It is interesting that manufacturing, particularly engineering, does not get a mention given its prominence and domination throughout the previous 50 years, although this omission is corrected on the Post Office (Johnson: 1881). The figures here represent industry, electricity, steam and commerce and the crowning glory, the Royal Coat of Arms with the figures of genius and science, all very fitting for the main Post Office in the commercial and industrial centre of the county.
The Royal Coat of Arms was used extensively by the Royal Mail for obvious reasons, the figures of genius and science are said to represent Sir Roland Hill who developed the Penny Post, and Professor Sir Charles Wheatstone, who developed the forerunner of the teleprinter, which in turn became the precursor of modern printed communication.
The four seated female figures are said to underline the use of modern (in 1881) technology to ensure that the commerce and industry of Ipswich could communicate with the rest of the world. The statute representing commerce holds a wreath and a caduceus, (a short staff entwined with two serpents), industry is a beehive, electricity is broken and steam has her hand on a small boiler.
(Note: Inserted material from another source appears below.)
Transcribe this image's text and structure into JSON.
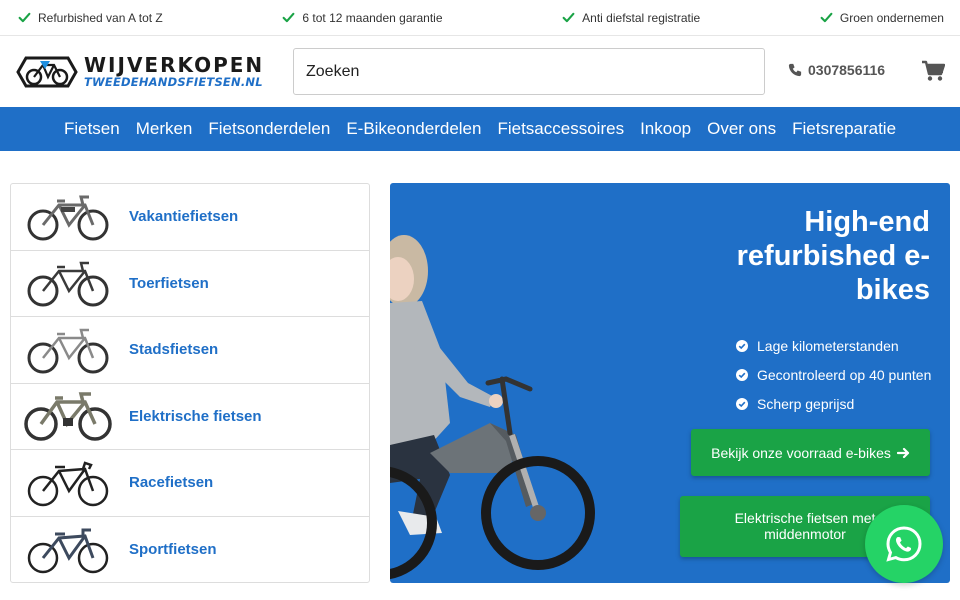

These symbols of the age must have been magnificent when first unveiled, standing tall and proud above the Cornhill, and how relevant, not only to the economics of the town in Victoria’s reign but also relevant today, if only they were clear and bright.